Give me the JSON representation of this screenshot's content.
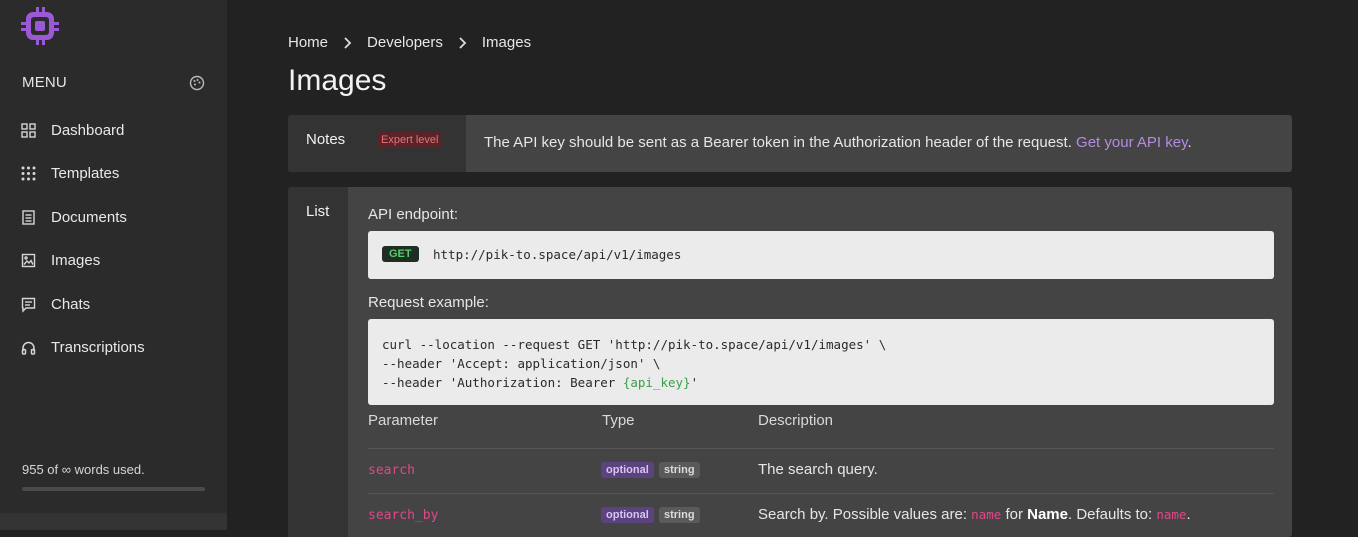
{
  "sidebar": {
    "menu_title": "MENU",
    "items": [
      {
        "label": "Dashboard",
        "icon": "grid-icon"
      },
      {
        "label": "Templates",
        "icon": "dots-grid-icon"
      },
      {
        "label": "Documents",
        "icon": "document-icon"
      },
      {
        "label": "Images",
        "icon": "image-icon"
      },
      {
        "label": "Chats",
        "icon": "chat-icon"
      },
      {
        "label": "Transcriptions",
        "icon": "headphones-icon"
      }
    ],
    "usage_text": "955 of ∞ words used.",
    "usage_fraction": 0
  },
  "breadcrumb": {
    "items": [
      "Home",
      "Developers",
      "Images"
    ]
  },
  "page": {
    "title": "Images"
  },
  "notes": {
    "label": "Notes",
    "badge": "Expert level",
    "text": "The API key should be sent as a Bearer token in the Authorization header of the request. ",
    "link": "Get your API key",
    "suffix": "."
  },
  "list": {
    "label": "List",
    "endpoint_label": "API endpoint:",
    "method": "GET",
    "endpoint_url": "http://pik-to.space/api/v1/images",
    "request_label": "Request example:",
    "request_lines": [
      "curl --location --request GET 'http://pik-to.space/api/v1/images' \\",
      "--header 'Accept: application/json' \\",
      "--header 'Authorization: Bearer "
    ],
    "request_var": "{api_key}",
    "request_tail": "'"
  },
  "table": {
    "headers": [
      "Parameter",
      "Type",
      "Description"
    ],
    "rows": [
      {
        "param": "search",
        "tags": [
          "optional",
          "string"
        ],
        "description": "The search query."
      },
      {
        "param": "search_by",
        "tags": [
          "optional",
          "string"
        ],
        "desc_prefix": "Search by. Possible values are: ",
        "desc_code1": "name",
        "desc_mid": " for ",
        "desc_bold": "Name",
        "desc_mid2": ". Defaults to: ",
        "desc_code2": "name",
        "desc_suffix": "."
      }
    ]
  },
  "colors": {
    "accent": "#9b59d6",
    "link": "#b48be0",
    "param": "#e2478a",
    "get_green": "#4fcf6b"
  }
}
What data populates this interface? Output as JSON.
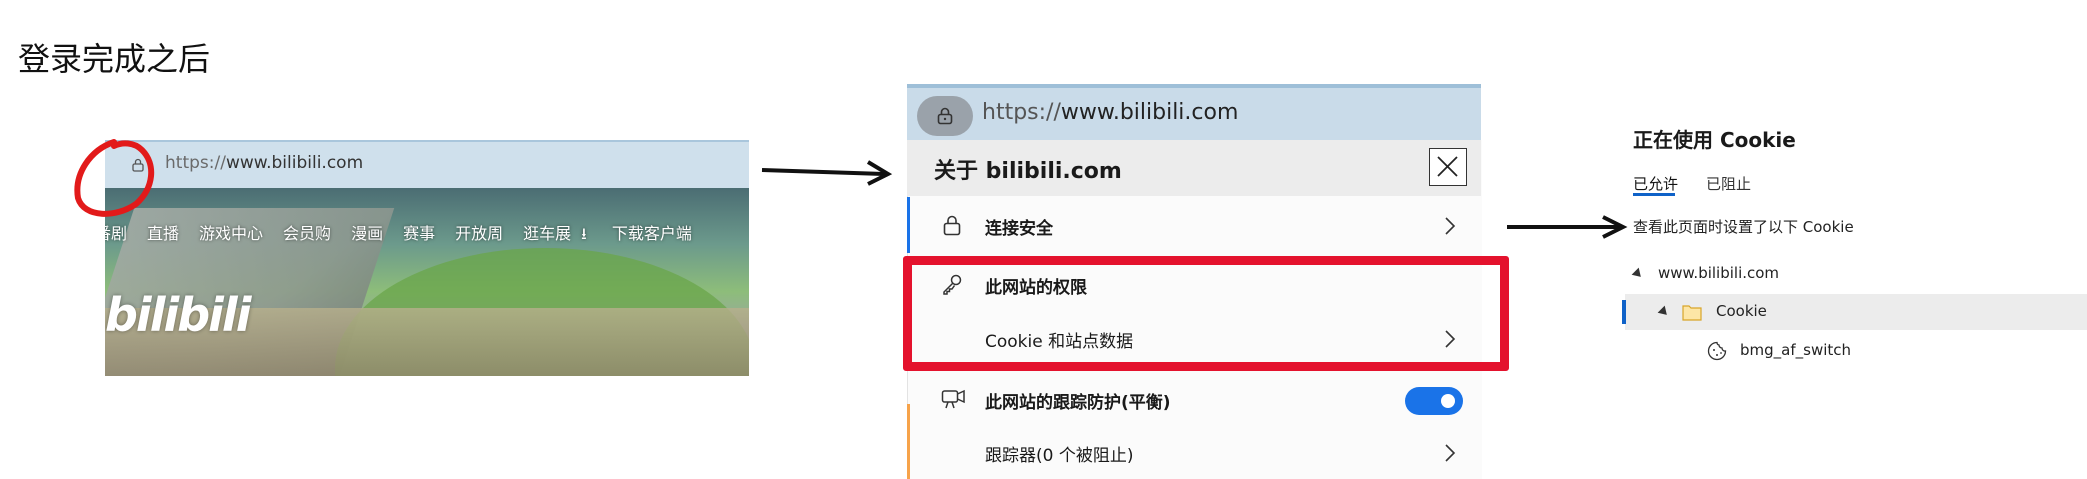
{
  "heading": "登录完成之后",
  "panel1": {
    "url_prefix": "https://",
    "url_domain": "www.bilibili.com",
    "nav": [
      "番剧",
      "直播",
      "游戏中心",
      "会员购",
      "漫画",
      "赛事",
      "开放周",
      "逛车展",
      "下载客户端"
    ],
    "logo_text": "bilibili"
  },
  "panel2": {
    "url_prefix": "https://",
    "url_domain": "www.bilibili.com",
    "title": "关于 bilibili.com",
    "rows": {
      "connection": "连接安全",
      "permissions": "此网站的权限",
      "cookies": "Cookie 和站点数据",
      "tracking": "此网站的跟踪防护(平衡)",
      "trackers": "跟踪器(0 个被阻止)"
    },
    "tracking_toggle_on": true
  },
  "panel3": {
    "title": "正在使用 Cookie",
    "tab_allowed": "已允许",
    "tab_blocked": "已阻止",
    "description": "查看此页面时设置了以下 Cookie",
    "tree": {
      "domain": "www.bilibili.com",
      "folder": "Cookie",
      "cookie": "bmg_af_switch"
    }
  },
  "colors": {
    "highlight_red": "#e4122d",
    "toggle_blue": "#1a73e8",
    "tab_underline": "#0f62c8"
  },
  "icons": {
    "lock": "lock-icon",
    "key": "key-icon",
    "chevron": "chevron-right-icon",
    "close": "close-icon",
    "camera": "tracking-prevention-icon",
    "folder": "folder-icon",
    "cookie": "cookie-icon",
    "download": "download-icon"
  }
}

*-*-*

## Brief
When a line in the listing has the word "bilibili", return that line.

## Answer box
    "url_domain": "www.bilibili.com",
    "logo_text": "bilibili"
    "url_domain": "www.bilibili.com",
    "title": "关于 bilibili.com",
      "domain": "www.bilibili.com",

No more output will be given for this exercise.